#newspapers

Clay Shirky on the death of newspapers:

When the Tribune Company recently got rid of their newspapers, the New York Times ran the story under a headline “The Tribune Company’s publishing unit is being spun off, as the future of print remains unclear.”

The future of print remains what? Try to imagine a world where the future of print is unclear: Maybe 25 year olds will start demanding news from yesterday, delivered in an unshareable format once a day. Perhaps advertisers will decide “Click to buy” is for wimps. Mobile phones: could be a fad. After all, anything could happen with print. Hard to tell, really.

It is sort of humorous/sad how reluctant most publications are to call the most obvious of spades a spade. You’d think there was bias or something.

Everyone is focusing on the fact that The New York Times bought The Globe for $1.1 billion in 1993 and has now sold it for just $70 million two decades later — but what about the fact that the sale also includes the Telegram and Gazette, which The Times bought for $295 million in 1999?

Yes, The Globe is being sold for far less than The Times paid for the Telegram & the Gazette. And yes, the sale price now includes those two as well. It’s just a stunning loss of value all around.

Matthew Yglesias:

Like everyone else I’ve seen the headlines remarking on the fact that a New York Times Company which bought The Boston Globe for over a billion dollars is selling it this weekend for just $70 million. But if you read the body text of those articles you’ll see that the paper actually sold for much less than $70 million. It in fact sold for a negative quantity of money.

That’s because the terms under which John Henry is buying the paper stick the New York Times Company with the Globe’s pension obligations, which are said to amount to around $110 million.
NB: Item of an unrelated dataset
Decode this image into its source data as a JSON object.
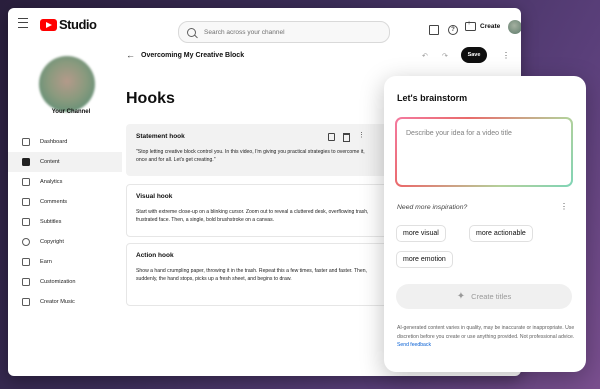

Which is to say that the worth of the overall Globe enterprise is negative $40 million, not $70 million.

Yikes.